by Sydell Gasnick-Rosenberg 1929 - 1996

Now I go to what is there, and each time get something different.  Sometimes I get what I want – and other times, perhaps more rewarding, I get what I didn’t know I didn’t want, with pain.  Each time, discovery.

Haiku is that fledgling moment – when the wing strokes become sure – when the bird has staying power in the air.

Haiku can’t be gimmicked; it can’t be shammed.  If it is slicked into cuteness, haiku loses what it had to give.

The split second one starts to touch a flower – real or plastic? – that’s haiku. Before the hoof comes down, that’s haiku!

Wind Chimes, 1981

Selected haiku and senryu:

Like a giant cat
  rain licked away the  hopscotch
     chalked in the bright sun.

Haiku West, 1967

Adventures over
    the cat sits in the fur ring
       of his tail, and dreams.

SCTH, 1967

Holding umbrellas
   children, like rows of mushrooms
      glisten in the rain.

American Haiku, 1967

So pale -– it hardly sat
   on the outstretched branch
      of the winter night.

Haiku West, ”best original, previously unpublished subscriber-haiku,” 1968; HW 1975; “In Memory of Sydell Rosenberg,” Frogpond, 1996  

In a quiet cove
  ducks abandon their formation
      swimming after bread.

American Haiku, 1968
Boy on a mailbox
   perched like a solitary bird
      watching the sunset.
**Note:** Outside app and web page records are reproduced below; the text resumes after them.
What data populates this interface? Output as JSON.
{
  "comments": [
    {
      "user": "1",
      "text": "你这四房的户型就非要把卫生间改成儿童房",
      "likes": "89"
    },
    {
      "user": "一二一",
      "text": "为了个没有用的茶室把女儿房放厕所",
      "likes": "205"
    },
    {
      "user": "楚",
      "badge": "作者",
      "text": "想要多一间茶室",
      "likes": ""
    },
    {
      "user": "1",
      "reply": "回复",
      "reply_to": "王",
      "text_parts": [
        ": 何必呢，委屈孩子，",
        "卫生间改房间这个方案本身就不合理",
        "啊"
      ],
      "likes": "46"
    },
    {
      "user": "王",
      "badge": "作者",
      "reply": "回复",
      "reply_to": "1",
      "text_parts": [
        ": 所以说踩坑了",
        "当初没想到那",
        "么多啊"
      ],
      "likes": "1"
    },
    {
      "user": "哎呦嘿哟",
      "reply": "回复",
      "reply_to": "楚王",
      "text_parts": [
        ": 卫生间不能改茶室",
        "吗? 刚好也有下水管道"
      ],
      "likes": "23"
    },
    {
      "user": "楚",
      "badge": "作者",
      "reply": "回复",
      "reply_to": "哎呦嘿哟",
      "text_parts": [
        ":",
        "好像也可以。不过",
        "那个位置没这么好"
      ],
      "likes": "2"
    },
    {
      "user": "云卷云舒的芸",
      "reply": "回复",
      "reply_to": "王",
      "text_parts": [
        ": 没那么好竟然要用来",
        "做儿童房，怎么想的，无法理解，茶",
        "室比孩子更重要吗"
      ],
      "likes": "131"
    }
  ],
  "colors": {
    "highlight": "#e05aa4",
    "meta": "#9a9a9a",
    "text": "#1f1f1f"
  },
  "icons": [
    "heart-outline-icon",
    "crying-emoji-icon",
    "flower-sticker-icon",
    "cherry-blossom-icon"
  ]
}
Haiku Anthology, 1968

Declaring a truce
    he slurps from his water gun
        to cool himself.

Modern Haiku - 1.3, 1969
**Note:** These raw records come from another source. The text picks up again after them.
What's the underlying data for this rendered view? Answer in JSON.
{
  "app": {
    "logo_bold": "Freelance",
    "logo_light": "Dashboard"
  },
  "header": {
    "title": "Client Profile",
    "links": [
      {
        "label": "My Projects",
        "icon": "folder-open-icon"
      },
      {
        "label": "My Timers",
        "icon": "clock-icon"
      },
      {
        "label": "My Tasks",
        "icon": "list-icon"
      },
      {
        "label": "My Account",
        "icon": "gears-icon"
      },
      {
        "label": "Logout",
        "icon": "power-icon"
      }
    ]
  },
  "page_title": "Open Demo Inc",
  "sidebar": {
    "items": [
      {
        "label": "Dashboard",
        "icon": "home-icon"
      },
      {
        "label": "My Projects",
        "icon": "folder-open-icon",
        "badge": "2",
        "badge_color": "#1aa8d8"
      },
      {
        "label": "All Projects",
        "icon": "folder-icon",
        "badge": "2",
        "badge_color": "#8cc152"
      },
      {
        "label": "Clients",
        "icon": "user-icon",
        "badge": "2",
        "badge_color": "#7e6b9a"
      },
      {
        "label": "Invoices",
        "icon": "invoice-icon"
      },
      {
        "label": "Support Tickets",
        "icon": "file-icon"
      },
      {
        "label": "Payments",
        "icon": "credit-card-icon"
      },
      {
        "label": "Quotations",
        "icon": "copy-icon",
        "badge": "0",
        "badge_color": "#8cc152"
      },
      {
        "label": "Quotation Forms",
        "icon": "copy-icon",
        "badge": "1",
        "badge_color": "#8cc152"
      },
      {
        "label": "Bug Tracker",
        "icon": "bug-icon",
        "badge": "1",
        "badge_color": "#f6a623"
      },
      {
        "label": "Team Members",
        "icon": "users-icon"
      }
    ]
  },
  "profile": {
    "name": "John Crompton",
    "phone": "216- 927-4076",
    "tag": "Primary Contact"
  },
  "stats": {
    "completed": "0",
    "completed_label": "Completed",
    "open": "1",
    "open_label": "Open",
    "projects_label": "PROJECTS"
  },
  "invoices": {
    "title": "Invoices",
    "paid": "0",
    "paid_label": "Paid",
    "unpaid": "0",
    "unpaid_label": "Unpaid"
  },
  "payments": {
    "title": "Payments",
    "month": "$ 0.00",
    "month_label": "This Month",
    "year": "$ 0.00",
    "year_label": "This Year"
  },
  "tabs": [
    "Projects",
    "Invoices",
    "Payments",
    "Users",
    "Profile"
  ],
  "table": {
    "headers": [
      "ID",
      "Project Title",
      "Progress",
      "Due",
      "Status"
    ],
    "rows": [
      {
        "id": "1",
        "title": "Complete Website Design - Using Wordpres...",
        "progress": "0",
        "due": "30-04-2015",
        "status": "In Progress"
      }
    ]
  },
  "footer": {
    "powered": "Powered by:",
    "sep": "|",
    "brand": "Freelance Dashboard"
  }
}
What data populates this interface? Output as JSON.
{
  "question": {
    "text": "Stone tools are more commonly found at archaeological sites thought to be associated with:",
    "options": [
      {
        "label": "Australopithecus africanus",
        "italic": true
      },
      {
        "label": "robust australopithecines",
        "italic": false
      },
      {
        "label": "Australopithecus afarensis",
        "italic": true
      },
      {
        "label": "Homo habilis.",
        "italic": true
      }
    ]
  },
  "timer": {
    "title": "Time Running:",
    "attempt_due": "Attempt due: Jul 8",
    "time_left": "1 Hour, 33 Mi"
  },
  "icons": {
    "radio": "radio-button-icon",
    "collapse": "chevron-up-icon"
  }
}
A wrapping of snow –
here and there in the ivy
a dark leaf showing.

American Haiku, 1967; Haiku West, 1970

At the ballet
        pushed into a corner
a wheelchair

Modern Haiku, 1973


A further selection of her haiku may be found on her Living Legacy page


Sydell RosenbergBiography background offered by her daughter, Amy Losak:

I’m not sure when she first wrote this or how she formulated her own definition, but judging from its publication in the haiku journal Wind Chimes in 1981, it was obviously decades ago. She has a slightly different version as well, but since this is the one that got published, it’s the one I wish to share. Sydell Rosenberg 1929-1996 was a charter member of HSA in 1968 in NY and wrote haiku, senryu and some tanka as well for decades, as well as other forms of poetry; short stories; puzzles; translations from and into Spanish; and more. She was also a public school teacher and taught English as a Second Language. Mom also published a pulp novel under a male pen name in the 1950s, when she worked as a copy editor for a small publisher in NYC. She was quite young, I think fresh out of Brooklyn College, and supposedly wrote it on a dare from her boss when she complained about the quality of the manuscripts crossing her desk. These cheap pieces of fiction were, I guess, daring for their time. I have some treasured, delicate copies in my possession and this book is also floating around on the internet. It’s entitled “Strange Circle” by Gale Sydney … her maiden name was Sydell Gasnick. Even then, early on, I can detect her voice and style which she developed and carried through much of her subsequent writings.